Sara E. Gold is a member of the clinical law faculty at the University of Maryland Francis King Carey School of Law, where she co-directs the HIV Legal Clinic, a medical-legal partnership between the legal clinic and the HIV medical clinics on the University of Maryland, Baltimore campus. Sara teaches and supervises law students providing pro bono representation to low-income clients living with HIV in a range of matters from family law to Social Security disability benefits to life planning. Sara serves on the steering committees of the Family Informed Trauma Treatment (FITT) Center and the inter-professional Preparing the Future (PTF) Program at the University of Maryland, Baltimore, and is a member of the Baltimore City HIV Planning Group and Baltimore City HIV/AIDS Commission.
Sara received a Bachelor of Arts degree from the University of Michigan in 1991, and a Juris Doctor degree from the University of Pennsylvania in 1994. Prior to joining the faculty at the University of Maryland in 2011, Sara was Pro Bono Manager at the law firm of Howrey LLP in Washington, D.C., where she supervised attorneys representing low-income clients in family law, social security, asylum, and domestic violence matters. From 2008-2009, she was a Visiting Professor in the Domestic Violence Clinic at Georgetown University Law Center where she taught and supervised law students representing low-income victims of family abuse in D.C. Superior Court. She joined the faculty at Georgetown after ten years practicing in the field of child welfare where she represented the D.C. government and the Child and Family Services Agency in child abuse and neglect cases in D.C. Superior Court. Sara served as Acting Deputy of the Family Services Division of the D.C. Office of the Attorney General, where she oversaw the management and operation of the Domestic Violence and Child Protection Sections.

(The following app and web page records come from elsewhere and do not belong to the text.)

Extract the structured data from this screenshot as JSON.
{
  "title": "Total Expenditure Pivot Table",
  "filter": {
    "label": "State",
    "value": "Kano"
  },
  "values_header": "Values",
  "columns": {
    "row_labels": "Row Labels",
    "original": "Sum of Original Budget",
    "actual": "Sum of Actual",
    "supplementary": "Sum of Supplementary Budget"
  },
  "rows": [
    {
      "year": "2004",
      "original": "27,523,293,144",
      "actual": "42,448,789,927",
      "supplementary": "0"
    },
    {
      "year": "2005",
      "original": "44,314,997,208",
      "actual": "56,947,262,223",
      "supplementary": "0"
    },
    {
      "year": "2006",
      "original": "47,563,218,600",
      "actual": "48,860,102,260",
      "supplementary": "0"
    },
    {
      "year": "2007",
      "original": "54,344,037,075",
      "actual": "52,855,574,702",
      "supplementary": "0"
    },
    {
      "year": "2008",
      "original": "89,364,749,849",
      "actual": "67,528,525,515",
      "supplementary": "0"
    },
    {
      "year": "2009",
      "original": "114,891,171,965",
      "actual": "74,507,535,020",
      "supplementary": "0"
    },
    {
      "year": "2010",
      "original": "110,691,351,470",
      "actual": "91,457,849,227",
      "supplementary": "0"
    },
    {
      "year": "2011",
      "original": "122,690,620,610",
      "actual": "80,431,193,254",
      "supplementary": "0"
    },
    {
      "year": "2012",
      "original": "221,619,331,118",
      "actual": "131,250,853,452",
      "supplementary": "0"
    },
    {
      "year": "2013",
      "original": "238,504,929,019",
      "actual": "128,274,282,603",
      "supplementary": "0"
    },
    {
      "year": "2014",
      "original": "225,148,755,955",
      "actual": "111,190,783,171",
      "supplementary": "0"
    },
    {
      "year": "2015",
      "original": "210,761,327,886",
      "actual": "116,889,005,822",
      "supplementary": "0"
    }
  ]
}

Sara teaches the importance of trauma-informed lawyering and recently wrote an article entitled, Trauma; What Lurks Beneath the Surface that will appear in the Clinical Law Review (Spring 2018).